The Congressional Research Service (CRS), as part of its job to provide policy and legal analysis to Congress, has taken a look at the “Causes, Processes, and Effects” of shutting down the federal government.
The basic, heavily paraphrased advice of the CRS to Congress based on an examination of the FY 1996 shutdowns would seem to be “don’t not do next time what you didn’t do last time or chaos will ensue.”
In December 1995, then chair of the Subcommittee on Civil Service of the House Committee on Government Reform and Oversight, Rep. John Mica raised concerns about agency and OMB planning, saying “it is unfortunate that the execution of the shutdown was, in many instances, disorganized and illogical, at best, and oftentimes chaotic experience.”
The February 18 CRS report suggests more oversight by Congress “may provide incentives for agencies to improve the quality of the plans” and “inform budget policy debates about the potential impacts of shutdowns”.
Of particular concern in the FY 96 shutdown, noted CRS, was the experience of the Social Security Administration which retained 4,780 of its employees and furloughed the remaining 61,415. “Before long, however, SSA and OMB reconsidered. SSA had not retained staff to, among other things, respond to ‘telephone calls from customers needing a Social Security card to work or who needed to change the address where their check should be mailed for the following month.'” SSA then brought back another 49,715 additional employees for direct service work.
According to CRS, OMB requires every agency to include at least four elements in their shutdown planning:
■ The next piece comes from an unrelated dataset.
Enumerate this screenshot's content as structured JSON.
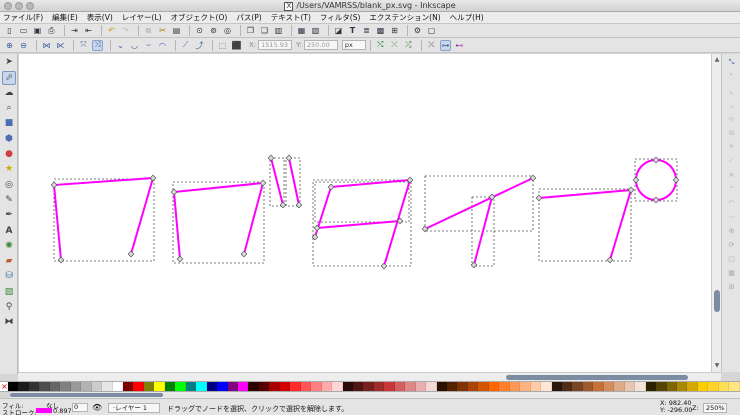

an estimate of the time to complete the shutdown, to the nearest half-day;
the number of employees expected to be on-board (i.e., filled positions) before implementation of the plan;
the total number of employees to be “retained” under the plan (i.e., not subject to furlough), broken out into two categories: (1) employees “engaged in military, law enforcement, or direct provision of health care activities” and (2) employees whose “compensation is financed by a resource other than annual appropriations”; and
the total number of additional employees who will be retained, in order to protect life and property, who are not “exempt” from furlough because of the two previous criteria, above.
“In general,” notes the report, “the circular refers to employees who are to be furloughed as ‘released,’ and employees who will not be furloughed as ‘retained’ or ‘exempt.'” And then there’s another group of federal employees: those who are “excepted.”
“Excepted” employees, who are required to work during a shutdown, are described as “employees who are excepted from a furlough by law because they are (1) performing emergency work involving the safety of human life or the protection of property, (2) involved in the orderly suspension of agency operations, or (3) performing other functions exempted from the furlough.”
The report, it should probably be noted, makes no mention of “essential” and “non-essential” employees, other than in a footnote:
In congressional hearings that focused on the first FY1996 shutdown, some witnesses expressed regret that the terms “nonessential” and “essential” had been used to describe employees subject to furlough, and not subject to furlough, respectively. Use of the term “nonessential” was demeaning, they suggested.